> [Records to use]
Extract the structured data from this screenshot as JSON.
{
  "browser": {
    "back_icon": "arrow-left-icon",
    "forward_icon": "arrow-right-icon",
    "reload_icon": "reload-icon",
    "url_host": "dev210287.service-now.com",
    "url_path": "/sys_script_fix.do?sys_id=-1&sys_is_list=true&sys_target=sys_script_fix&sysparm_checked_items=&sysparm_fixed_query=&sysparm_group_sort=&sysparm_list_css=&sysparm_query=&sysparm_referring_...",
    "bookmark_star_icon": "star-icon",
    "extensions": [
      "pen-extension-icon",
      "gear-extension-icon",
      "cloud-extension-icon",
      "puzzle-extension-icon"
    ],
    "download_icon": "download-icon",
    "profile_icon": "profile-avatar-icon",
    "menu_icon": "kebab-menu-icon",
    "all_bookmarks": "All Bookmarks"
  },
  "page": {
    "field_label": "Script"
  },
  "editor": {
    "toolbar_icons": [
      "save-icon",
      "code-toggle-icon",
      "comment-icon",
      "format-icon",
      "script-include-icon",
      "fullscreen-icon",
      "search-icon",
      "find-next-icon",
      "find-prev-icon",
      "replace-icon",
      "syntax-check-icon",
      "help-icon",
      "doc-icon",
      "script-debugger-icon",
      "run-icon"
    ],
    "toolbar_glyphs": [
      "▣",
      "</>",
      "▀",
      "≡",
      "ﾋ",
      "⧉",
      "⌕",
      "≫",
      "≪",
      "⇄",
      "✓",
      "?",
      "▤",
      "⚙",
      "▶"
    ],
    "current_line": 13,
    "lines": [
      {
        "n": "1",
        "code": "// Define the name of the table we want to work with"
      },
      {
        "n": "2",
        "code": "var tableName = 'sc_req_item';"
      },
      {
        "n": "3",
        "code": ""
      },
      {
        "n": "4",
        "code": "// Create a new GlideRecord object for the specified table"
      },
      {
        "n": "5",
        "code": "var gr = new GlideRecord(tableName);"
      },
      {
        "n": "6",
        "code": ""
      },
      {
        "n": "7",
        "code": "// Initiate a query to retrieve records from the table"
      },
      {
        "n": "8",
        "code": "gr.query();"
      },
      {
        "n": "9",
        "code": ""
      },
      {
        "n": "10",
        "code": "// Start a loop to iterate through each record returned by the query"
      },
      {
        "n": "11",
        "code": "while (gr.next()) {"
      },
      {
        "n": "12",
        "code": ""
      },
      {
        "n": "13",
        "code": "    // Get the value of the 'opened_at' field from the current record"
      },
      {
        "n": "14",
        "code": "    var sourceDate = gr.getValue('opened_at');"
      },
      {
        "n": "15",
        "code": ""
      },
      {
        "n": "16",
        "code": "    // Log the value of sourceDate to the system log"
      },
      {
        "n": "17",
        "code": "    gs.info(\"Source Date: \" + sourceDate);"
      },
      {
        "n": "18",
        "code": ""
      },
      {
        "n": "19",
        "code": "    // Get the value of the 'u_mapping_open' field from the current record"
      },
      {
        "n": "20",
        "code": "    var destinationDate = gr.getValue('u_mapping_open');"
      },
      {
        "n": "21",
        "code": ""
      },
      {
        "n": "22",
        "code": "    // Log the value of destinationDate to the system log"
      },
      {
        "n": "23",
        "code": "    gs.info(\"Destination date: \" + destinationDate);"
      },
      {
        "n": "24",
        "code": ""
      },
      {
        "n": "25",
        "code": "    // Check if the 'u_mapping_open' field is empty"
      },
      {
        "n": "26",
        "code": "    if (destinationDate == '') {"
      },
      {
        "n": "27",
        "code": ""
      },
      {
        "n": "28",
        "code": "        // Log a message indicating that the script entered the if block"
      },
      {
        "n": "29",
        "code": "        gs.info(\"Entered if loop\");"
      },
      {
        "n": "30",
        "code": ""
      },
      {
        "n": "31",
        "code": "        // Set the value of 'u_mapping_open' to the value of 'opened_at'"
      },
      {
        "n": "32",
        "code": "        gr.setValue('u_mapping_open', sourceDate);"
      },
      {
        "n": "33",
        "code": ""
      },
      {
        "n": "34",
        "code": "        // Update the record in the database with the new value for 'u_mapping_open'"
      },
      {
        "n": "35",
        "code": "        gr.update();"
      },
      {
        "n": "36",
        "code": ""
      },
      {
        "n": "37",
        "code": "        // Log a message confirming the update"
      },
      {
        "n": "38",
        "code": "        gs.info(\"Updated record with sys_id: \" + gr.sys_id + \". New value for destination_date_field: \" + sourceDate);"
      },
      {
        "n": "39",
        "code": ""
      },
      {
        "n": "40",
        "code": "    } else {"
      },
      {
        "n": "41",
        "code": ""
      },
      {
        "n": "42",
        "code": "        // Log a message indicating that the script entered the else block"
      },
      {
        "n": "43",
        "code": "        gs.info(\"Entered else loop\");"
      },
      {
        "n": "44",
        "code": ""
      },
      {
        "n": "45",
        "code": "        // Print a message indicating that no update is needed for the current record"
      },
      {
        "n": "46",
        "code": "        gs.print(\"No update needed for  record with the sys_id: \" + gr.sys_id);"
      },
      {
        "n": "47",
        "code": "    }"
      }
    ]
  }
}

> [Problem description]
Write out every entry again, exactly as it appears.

> [Expected answer]
Extract the structured data from this screenshot as JSON.
{
  "browser": {
    "back_icon": "arrow-left-icon",
    "forward_icon": "arrow-right-icon",
    "reload_icon": "reload-icon",
    "url_host": "dev210287.service-now.com",
    "url_path": "/sys_script_fix.do?sys_id=-1&sys_is_list=true&sys_target=sys_script_fix&sysparm_checked_items=&sysparm_fixed_query=&sysparm_group_sort=&sysparm_list_css=&sysparm_query=&sysparm_referring_...",
    "bookmark_star_icon": "star-icon",
    "extensions": [
      "pen-extension-icon",
      "gear-extension-icon",
      "cloud-extension-icon",
      "puzzle-extension-icon"
    ],
    "download_icon": "download-icon",
    "profile_icon": "profile-avatar-icon",
    "menu_icon": "kebab-menu-icon",
    "all_bookmarks": "All Bookmarks"
  },
  "page": {
    "field_label": "Script"
  },
  "editor": {
    "toolbar_icons": [
      "save-icon",
      "code-toggle-icon",
      "comment-icon",
      "format-icon",
      "script-include-icon",
      "fullscreen-icon",
      "search-icon",
      "find-next-icon",
      "find-prev-icon",
      "replace-icon",
      "syntax-check-icon",
      "help-icon",
      "doc-icon",
      "script-debugger-icon",
      "run-icon"
    ],
    "toolbar_glyphs": [
      "▣",
      "</>",
      "▀",
      "≡",
      "ﾋ",
      "⧉",
      "⌕",
      "≫",
      "≪",
      "⇄",
      "✓",
      "?",
      "▤",
      "⚙",
      "▶"
    ],
    "current_line": 13,
    "lines": [
      {
        "n": "1",
        "code": "// Define the name of the table we want to work with"
      },
      {
        "n": "2",
        "code": "var tableName = 'sc_req_item';"
      },
      {
        "n": "3",
        "code": ""
      },
      {
        "n": "4",
        "code": "// Create a new GlideRecord object for the specified table"
      },
      {
        "n": "5",
        "code": "var gr = new GlideRecord(tableName);"
      },
      {
        "n": "6",
        "code": ""
      },
      {
        "n": "7",
        "code": "// Initiate a query to retrieve records from the table"
      },
      {
        "n": "8",
        "code": "gr.query();"
      },
      {
        "n": "9",
        "code": ""
      },
      {
        "n": "10",
        "code": "// Start a loop to iterate through each record returned by the query"
      },
      {
        "n": "11",
        "code": "while (gr.next()) {"
      },
      {
        "n": "12",
        "code": ""
      },
      {
        "n": "13",
        "code": "    // Get the value of the 'opened_at' field from the current record"
      },
      {
        "n": "14",
        "code": "    var sourceDate = gr.getValue('opened_at');"
      },
      {
        "n": "15",
        "code": ""
      },
      {
        "n": "16",
        "code": "    // Log the value of sourceDate to the system log"
      },
      {
        "n": "17",
        "code": "    gs.info(\"Source Date: \" + sourceDate);"
      },
      {
        "n": "18",
        "code": ""
      },
      {
        "n": "19",
        "code": "    // Get the value of the 'u_mapping_open' field from the current record"
      },
      {
        "n": "20",
        "code": "    var destinationDate = gr.getValue('u_mapping_open');"
      },
      {
        "n": "21",
        "code": ""
      },
      {
        "n": "22",
        "code": "    // Log the value of destinationDate to the system log"
      },
      {
        "n": "23",
        "code": "    gs.info(\"Destination date: \" + destinationDate);"
      },
      {
        "n": "24",
        "code": ""
      },
      {
        "n": "25",
        "code": "    // Check if the 'u_mapping_open' field is empty"
      },
      {
        "n": "26",
        "code": "    if (destinationDate == '') {"
      },
      {
        "n": "27",
        "code": ""
      },
      {
        "n": "28",
        "code": "        // Log a message indicating that the script entered the if block"
      },
      {
        "n": "29",
        "code": "        gs.info(\"Entered if loop\");"
      },
      {
        "n": "30",
        "code": ""
      },
      {
        "n": "31",
        "code": "        // Set the value of 'u_mapping_open' to the value of 'opened_at'"
      },
      {
        "n": "32",
        "code": "        gr.setValue('u_mapping_open', sourceDate);"
      },
      {
        "n": "33",
        "code": ""
      },
      {
        "n": "34",
        "code": "        // Update the record in the database with the new value for 'u_mapping_open'"
      },
      {
        "n": "35",
        "code": "        gr.update();"
      },
      {
        "n": "36",
        "code": ""
      },
      {
        "n": "37",
        "code": "        // Log a message confirming the update"
      },
      {
        "n": "38",
        "code": "        gs.info(\"Updated record with sys_id: \" + gr.sys_id + \". New value for destination_date_field: \" + sourceDate);"
      },
      {
        "n": "39",
        "code": ""
      },
      {
        "n": "40",
        "code": "    } else {"
      },
      {
        "n": "41",
        "code": ""
      },
      {
        "n": "42",
        "code": "        // Log a message indicating that the script entered the else block"
      },
      {
        "n": "43",
        "code": "        gs.info(\"Entered else loop\");"
      },
      {
        "n": "44",
        "code": ""
      },
      {
        "n": "45",
        "code": "        // Print a message indicating that no update is needed for the current record"
      },
      {
        "n": "46",
        "code": "        gs.print(\"No update needed for  record with the sys_id: \" + gr.sys_id);"
      },
      {
        "n": "47",
        "code": "    }"
      }
    ]
  }
}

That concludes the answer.